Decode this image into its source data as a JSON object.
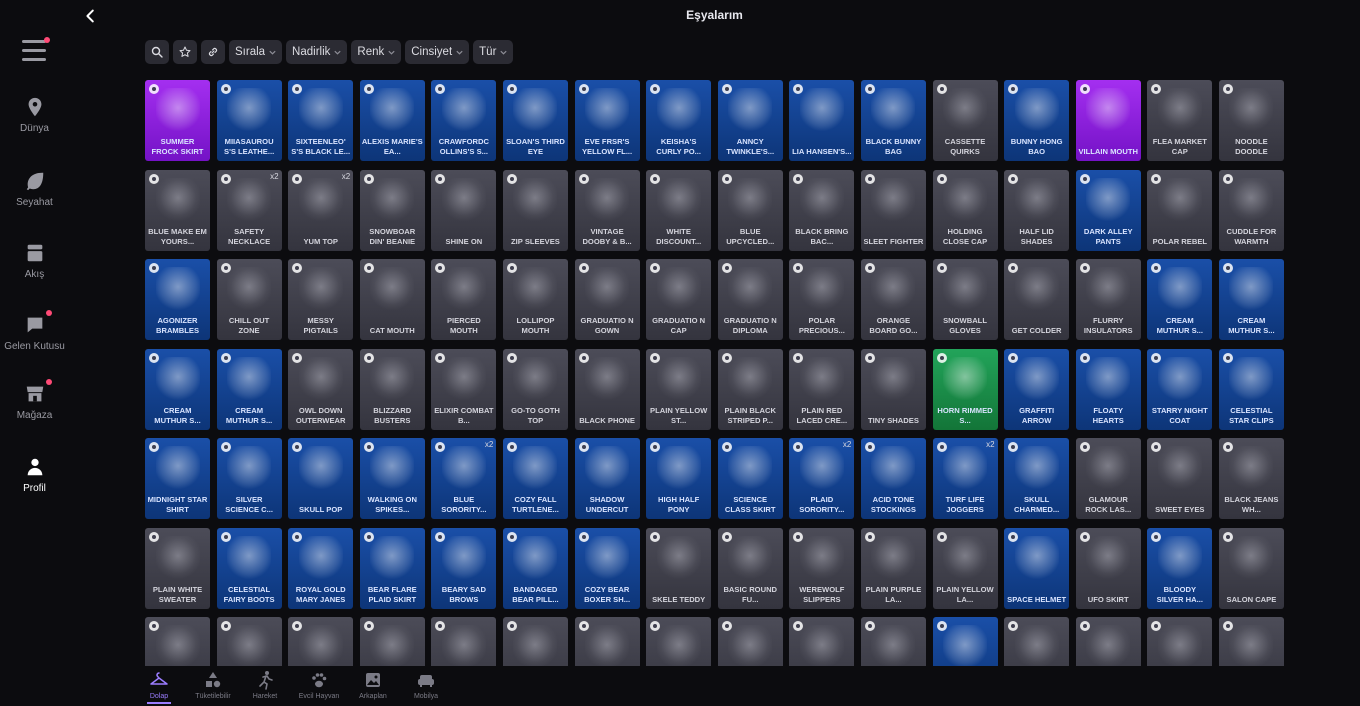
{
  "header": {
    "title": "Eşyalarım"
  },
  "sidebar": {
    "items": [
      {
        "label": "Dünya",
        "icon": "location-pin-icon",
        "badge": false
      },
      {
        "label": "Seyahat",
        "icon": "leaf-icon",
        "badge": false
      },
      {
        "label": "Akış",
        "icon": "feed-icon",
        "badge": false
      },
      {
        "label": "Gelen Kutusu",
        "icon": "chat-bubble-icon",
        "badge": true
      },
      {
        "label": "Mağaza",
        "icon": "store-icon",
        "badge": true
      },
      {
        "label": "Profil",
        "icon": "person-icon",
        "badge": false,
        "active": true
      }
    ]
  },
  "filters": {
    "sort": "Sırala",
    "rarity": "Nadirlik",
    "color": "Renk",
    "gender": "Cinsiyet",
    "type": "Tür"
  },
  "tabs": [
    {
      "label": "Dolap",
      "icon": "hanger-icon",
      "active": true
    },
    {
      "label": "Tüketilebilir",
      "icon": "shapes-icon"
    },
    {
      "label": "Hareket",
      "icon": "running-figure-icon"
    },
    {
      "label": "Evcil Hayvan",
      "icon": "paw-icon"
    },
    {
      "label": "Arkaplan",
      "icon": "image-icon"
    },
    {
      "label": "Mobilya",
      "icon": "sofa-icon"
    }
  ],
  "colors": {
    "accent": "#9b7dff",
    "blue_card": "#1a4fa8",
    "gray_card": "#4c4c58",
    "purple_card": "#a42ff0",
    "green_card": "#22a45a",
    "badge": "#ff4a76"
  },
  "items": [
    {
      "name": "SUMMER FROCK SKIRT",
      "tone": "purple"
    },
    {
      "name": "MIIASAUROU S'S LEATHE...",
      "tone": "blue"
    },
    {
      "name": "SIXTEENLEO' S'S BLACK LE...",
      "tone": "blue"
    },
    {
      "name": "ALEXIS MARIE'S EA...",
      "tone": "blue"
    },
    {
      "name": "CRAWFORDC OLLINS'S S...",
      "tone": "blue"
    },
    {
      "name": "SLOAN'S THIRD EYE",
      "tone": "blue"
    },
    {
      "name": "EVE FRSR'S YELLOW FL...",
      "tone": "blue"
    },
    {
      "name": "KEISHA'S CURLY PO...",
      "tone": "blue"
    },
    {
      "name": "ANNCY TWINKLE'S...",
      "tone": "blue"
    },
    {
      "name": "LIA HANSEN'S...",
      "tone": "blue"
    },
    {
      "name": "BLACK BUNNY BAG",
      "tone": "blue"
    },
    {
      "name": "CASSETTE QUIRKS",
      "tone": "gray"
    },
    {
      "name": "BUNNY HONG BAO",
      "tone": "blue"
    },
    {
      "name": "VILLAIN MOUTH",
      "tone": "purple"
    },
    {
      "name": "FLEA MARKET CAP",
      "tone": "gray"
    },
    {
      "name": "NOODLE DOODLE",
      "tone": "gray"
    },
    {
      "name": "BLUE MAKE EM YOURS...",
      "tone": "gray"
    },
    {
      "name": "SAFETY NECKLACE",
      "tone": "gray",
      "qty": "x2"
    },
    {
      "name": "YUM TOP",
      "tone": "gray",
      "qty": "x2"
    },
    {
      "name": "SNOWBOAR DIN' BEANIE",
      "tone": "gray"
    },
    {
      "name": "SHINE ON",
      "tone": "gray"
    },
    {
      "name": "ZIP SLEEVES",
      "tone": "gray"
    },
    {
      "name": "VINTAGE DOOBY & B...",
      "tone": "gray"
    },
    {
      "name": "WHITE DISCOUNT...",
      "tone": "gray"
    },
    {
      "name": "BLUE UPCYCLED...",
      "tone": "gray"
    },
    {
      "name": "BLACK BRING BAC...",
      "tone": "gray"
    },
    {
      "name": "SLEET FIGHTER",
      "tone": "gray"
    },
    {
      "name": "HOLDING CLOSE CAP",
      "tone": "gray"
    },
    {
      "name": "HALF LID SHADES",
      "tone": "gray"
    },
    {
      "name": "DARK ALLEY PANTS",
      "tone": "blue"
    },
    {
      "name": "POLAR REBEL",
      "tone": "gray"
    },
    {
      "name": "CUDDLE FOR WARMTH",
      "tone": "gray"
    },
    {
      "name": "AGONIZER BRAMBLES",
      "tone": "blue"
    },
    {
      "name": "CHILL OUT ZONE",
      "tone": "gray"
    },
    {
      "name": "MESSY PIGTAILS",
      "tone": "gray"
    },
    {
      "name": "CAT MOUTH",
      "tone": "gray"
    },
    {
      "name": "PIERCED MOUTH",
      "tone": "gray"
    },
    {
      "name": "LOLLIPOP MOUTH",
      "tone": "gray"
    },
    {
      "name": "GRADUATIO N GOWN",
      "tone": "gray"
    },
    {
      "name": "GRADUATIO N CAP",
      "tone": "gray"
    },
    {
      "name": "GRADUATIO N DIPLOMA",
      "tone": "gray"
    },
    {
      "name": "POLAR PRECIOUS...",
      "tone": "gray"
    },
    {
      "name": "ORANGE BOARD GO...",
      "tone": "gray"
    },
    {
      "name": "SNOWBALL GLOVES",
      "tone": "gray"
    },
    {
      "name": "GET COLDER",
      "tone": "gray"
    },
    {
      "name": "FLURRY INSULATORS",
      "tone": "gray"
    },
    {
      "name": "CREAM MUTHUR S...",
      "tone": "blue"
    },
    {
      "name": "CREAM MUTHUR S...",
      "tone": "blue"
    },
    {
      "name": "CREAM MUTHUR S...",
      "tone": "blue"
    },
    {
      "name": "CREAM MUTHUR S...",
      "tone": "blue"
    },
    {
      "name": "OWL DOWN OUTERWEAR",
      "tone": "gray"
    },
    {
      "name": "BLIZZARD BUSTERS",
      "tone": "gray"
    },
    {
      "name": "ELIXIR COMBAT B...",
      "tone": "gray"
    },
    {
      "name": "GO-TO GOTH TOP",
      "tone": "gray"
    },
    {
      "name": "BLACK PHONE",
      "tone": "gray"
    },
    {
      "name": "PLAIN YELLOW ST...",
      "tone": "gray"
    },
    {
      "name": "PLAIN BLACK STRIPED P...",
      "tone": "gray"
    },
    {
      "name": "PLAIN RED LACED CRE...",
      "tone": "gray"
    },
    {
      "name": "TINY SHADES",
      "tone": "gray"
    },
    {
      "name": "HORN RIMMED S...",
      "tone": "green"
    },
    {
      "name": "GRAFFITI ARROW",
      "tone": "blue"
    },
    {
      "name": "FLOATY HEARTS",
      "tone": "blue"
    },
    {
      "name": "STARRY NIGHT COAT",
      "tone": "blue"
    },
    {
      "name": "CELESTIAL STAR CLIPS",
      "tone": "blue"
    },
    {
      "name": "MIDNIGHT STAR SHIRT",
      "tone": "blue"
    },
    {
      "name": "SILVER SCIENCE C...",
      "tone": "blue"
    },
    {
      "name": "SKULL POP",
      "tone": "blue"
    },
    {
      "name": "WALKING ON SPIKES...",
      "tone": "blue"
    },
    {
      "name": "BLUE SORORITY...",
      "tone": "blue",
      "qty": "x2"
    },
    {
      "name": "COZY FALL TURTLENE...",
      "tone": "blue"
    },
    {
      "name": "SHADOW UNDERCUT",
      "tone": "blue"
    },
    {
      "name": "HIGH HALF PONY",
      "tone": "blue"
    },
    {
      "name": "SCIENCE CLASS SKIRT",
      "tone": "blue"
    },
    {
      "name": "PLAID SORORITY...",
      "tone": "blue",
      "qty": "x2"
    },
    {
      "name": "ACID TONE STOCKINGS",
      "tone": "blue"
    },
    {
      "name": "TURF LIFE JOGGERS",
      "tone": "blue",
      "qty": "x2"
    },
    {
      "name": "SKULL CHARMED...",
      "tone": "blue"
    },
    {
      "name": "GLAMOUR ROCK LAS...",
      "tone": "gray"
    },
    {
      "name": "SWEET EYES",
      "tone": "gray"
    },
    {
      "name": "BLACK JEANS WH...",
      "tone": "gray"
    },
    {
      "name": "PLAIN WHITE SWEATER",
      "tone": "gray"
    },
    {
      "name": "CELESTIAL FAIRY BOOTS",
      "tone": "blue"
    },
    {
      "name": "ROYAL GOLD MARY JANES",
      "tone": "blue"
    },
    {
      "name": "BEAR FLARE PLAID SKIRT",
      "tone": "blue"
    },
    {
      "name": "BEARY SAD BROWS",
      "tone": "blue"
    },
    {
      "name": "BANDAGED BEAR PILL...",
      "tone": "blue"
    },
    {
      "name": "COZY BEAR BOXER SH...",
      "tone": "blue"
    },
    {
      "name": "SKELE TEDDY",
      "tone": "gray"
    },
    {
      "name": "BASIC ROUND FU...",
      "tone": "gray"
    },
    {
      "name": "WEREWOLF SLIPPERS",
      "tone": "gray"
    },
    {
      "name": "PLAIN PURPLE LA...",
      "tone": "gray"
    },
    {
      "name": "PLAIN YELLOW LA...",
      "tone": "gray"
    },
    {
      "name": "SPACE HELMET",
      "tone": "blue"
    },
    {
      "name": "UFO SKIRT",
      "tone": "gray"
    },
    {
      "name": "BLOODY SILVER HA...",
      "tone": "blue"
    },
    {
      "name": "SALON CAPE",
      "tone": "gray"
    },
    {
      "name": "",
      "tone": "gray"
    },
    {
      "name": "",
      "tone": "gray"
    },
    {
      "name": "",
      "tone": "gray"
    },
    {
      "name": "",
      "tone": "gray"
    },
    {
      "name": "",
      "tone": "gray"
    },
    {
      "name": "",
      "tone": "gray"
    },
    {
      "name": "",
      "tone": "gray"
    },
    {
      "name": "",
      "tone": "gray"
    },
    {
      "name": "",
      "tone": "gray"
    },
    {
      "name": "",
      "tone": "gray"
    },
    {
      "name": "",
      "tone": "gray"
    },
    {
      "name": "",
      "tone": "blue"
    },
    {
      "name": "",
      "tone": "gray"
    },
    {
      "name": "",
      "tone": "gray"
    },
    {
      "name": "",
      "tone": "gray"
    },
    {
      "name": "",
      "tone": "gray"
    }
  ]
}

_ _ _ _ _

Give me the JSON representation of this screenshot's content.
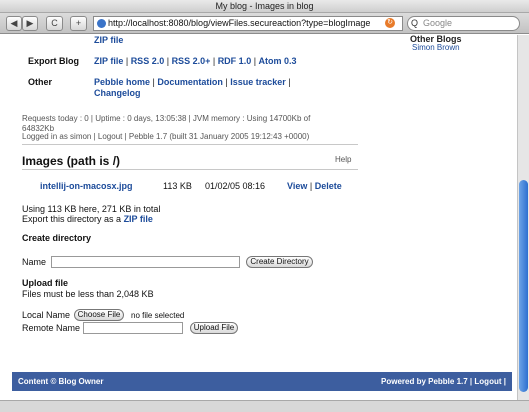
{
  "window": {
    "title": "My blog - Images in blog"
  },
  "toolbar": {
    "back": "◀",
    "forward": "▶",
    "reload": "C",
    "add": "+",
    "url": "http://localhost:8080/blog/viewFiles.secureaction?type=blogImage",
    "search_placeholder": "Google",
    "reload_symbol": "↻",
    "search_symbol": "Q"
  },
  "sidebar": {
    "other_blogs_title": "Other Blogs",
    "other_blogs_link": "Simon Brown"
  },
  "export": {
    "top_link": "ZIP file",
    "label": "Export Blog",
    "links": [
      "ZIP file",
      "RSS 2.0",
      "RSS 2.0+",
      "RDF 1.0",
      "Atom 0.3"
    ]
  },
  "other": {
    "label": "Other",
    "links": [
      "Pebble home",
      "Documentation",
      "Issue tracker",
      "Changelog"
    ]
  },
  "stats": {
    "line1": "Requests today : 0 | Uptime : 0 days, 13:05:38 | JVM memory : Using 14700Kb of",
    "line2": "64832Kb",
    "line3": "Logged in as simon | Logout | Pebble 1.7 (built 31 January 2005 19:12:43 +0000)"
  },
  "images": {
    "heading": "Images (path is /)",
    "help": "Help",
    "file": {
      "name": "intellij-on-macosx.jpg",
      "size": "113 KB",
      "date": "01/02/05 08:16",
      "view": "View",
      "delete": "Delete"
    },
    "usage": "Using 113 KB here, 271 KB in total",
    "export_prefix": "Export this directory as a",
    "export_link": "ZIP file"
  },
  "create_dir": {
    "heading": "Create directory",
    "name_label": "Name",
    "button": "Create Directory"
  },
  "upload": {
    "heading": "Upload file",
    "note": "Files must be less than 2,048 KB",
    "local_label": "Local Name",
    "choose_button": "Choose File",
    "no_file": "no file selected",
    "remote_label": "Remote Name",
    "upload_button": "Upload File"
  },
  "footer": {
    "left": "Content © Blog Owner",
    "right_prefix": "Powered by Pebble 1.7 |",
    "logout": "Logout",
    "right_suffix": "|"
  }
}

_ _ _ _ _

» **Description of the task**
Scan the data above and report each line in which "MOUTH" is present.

» **Response**
      "name": "VILLAIN MOUTH",
      "name": "CAT MOUTH",
      "name": "PIERCED MOUTH",
      "name": "LOLLIPOP MOUTH",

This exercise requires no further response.